The term foundations is used to refer to the formulation and analysis of the language, axioms, and logical methods on which all of mathematics rests (see logic; symbolic logic). The scope and complexity of modern mathematics requires a very fine analysis of the formal language in which meaningful mathematical statements may be formulated and perhaps be proved true or false
Historically, algebra is the study of solutions of one or several algebraic equations, involving the polynomial functions of one or several variables. The case where all the polynomials have degree one (systems of linear equations) leads to linear algebra. The case of a single equation, in which one studies the roots of one polynomial, leads to field theory and to the so-called Galois theory. The general case of several equations of high degree leads to algebraic geometry, so named because the sets of solutions of such systems are often studied by geometric methods
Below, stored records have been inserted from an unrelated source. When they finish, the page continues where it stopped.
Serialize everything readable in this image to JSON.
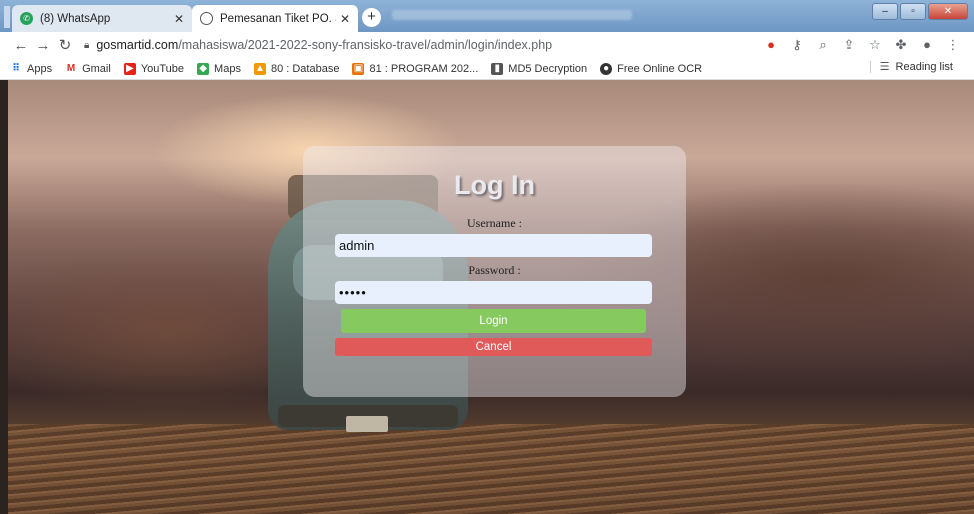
{
  "browser": {
    "tabs": [
      {
        "title": "(8) WhatsApp",
        "icon": "whatsapp-icon",
        "active": false
      },
      {
        "title": "Pemesanan Tiket PO. SUMBA PU",
        "icon": "globe-icon",
        "active": true
      }
    ],
    "address": {
      "host": "gosmartid.com",
      "path": "/mahasiswa/2021-2022-sony-fransisko-travel/admin/login/index.php"
    },
    "bookmarks": [
      {
        "label": "Apps",
        "icon": "apps-grid-icon"
      },
      {
        "label": "Gmail",
        "icon": "gmail-icon"
      },
      {
        "label": "YouTube",
        "icon": "youtube-icon"
      },
      {
        "label": "Maps",
        "icon": "maps-icon"
      },
      {
        "label": "80 : Database",
        "icon": "database-icon"
      },
      {
        "label": "81 : PROGRAM 202...",
        "icon": "program-icon"
      },
      {
        "label": "MD5 Decryption",
        "icon": "md5-icon"
      },
      {
        "label": "Free Online OCR",
        "icon": "ocr-icon"
      }
    ],
    "reading_list": "Reading list"
  },
  "login": {
    "title": "Log In",
    "username_label": "Username :",
    "username_value": "admin",
    "password_label": "Password :",
    "password_value": "•••••",
    "login_button": "Login",
    "cancel_button": "Cancel"
  },
  "colors": {
    "login_button": "#86c95e",
    "cancel_button": "#e05a5a",
    "input_bg": "#e8f0fe"
  }
}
The essential ingredient of analysis is the use of infinite processes, involving passage to a limit. For example, the area of a circle may be computed as the limiting value of the areas of inscribed regular polygons as the number of sides of the polygons increases indefinitely. The basic branch of analysis is the calculus. The general problem of measuring lengths, areas, volumes, and other quantities as limits by means of approximating polygonal figures leads to the integral calculus. The differential calculus arises similarly from the problem of finding the tangent line to a curve at a point. Other branches of analysis result from the application of the concepts and methods of the calculus to various mathematical entities. For example, vector analysis is the calculus of functions whose variables are vectors.
The shape, size, and other properties of figures and the nature of space are in the province of geometry. Euclidean geometry is concerned with the axiomatic...